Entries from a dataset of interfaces
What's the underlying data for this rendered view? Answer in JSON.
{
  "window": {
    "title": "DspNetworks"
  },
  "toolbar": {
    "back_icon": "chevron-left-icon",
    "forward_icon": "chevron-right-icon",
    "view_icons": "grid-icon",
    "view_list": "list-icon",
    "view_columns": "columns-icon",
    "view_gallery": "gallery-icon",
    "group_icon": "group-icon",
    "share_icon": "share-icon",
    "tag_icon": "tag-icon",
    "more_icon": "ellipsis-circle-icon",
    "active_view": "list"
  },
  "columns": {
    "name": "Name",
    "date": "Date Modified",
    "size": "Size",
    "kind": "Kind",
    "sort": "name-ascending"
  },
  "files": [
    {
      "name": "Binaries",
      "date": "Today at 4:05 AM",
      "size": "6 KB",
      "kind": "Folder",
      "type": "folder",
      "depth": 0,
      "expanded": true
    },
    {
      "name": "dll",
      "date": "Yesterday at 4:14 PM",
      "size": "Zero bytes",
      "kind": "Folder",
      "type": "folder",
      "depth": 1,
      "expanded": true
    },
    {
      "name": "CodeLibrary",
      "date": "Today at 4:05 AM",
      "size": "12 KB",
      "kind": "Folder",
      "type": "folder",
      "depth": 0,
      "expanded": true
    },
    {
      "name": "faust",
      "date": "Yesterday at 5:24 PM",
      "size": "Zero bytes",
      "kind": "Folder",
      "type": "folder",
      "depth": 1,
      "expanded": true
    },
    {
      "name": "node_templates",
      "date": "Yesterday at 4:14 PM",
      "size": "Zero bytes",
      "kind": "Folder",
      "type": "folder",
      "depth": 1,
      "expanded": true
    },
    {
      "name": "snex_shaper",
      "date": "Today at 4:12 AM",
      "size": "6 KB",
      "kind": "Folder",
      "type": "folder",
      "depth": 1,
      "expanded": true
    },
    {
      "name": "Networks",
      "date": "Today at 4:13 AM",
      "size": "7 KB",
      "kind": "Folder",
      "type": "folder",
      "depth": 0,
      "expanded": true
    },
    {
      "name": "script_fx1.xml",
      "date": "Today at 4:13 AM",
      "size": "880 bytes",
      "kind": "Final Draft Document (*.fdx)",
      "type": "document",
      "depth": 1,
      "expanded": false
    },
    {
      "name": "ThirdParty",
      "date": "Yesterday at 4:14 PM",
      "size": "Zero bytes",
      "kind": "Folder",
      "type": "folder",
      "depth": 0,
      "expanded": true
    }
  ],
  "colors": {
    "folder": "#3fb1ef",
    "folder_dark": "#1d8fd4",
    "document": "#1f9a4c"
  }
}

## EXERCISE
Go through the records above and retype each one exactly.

## TASK RESULT
What's the underlying data for this rendered view? Answer in JSON.
{
  "window": {
    "title": "DspNetworks"
  },
  "toolbar": {
    "back_icon": "chevron-left-icon",
    "forward_icon": "chevron-right-icon",
    "view_icons": "grid-icon",
    "view_list": "list-icon",
    "view_columns": "columns-icon",
    "view_gallery": "gallery-icon",
    "group_icon": "group-icon",
    "share_icon": "share-icon",
    "tag_icon": "tag-icon",
    "more_icon": "ellipsis-circle-icon",
    "active_view": "list"
  },
  "columns": {
    "name": "Name",
    "date": "Date Modified",
    "size": "Size",
    "kind": "Kind",
    "sort": "name-ascending"
  },
  "files": [
    {
      "name": "Binaries",
      "date": "Today at 4:05 AM",
      "size": "6 KB",
      "kind": "Folder",
      "type": "folder",
      "depth": 0,
      "expanded": true
    },
    {
      "name": "dll",
      "date": "Yesterday at 4:14 PM",
      "size": "Zero bytes",
      "kind": "Folder",
      "type": "folder",
      "depth": 1,
      "expanded": true
    },
    {
      "name": "CodeLibrary",
      "date": "Today at 4:05 AM",
      "size": "12 KB",
      "kind": "Folder",
      "type": "folder",
      "depth": 0,
      "expanded": true
    },
    {
      "name": "faust",
      "date": "Yesterday at 5:24 PM",
      "size": "Zero bytes",
      "kind": "Folder",
      "type": "folder",
      "depth": 1,
      "expanded": true
    },
    {
      "name": "node_templates",
      "date": "Yesterday at 4:14 PM",
      "size": "Zero bytes",
      "kind": "Folder",
      "type": "folder",
      "depth": 1,
      "expanded": true
    },
    {
      "name": "snex_shaper",
      "date": "Today at 4:12 AM",
      "size": "6 KB",
      "kind": "Folder",
      "type": "folder",
      "depth": 1,
      "expanded": true
    },
    {
      "name": "Networks",
      "date": "Today at 4:13 AM",
      "size": "7 KB",
      "kind": "Folder",
      "type": "folder",
      "depth": 0,
      "expanded": true
    },
    {
      "name": "script_fx1.xml",
      "date": "Today at 4:13 AM",
      "size": "880 bytes",
      "kind": "Final Draft Document (*.fdx)",
      "type": "document",
      "depth": 1,
      "expanded": false
    },
    {
      "name": "ThirdParty",
      "date": "Yesterday at 4:14 PM",
      "size": "Zero bytes",
      "kind": "Folder",
      "type": "folder",
      "depth": 0,
      "expanded": true
    }
  ],
  "colors": {
    "folder": "#3fb1ef",
    "folder_dark": "#1d8fd4",
    "document": "#1f9a4c"
  }
}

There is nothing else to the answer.